Still, for all the tinkling harpsichord music and slavering shots of Blenheim, Forbes's film shows that inheriting a Vanbrugh palace isn't as much fun as it sounds: that's one big albatross to have around your neck. As the family joke goes: the 1st Duke won the battle of Blenheim, the rest of the family is fighting it. Blandford would still clearly rather party than worry about lavatory blocks, and in that you can feel some sympathy for him. Some houses are just too big to live in, and according to Hugo Vickers, who knows about these things, seven out of 11 dukes have been depressed living there. You feel less sympathy (and some vertigo) when Blandford announces that he'd quite like to go into politics. It strikes me that running a big estate is rather similar to being an MP: glamorous from the outside, but the reality is a lot of admin and fixing blocked drains.
Fulfilling a mad ambition is what Freddie Flintoff has been doing since March. The ex-England cricketer decided, at 34, to become a professional boxer, and has spent eight months training for his fight on Friday. Like so many sports movies, From Lord's to the Ring followed a familiar arc from blind optimism through doubts to finally facing the big day. We even got the obligatory montage, fast-forwarding through months of gruelling training.
The question isn't so much if he's up to it physically, but if he can do it mentally. As his trainer, Barry McGuigan, wonders: "Is he too nice?" He certainly seems it, especially when talking about being bullied as a boy and the pain of seeing headlines like "Not bad for a fat lad" early on. Even if he is demolished on Friday, his reputation has been restored – as sport's most lovable rogue. He's funny, open, self-effacing and thoroughly likeable.

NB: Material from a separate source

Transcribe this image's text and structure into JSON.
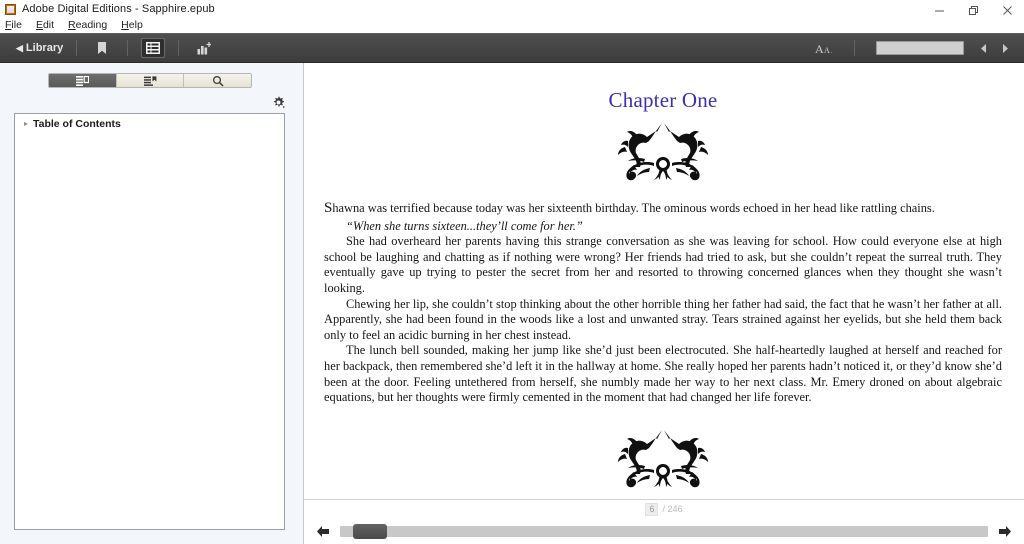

And he's candid about his drinking too, which he's obviously had to give up. "If I don't have a drink for four and a half months, I'll be ready to punch someone", he quips. I know I wouldn't want to be in that ring on Friday.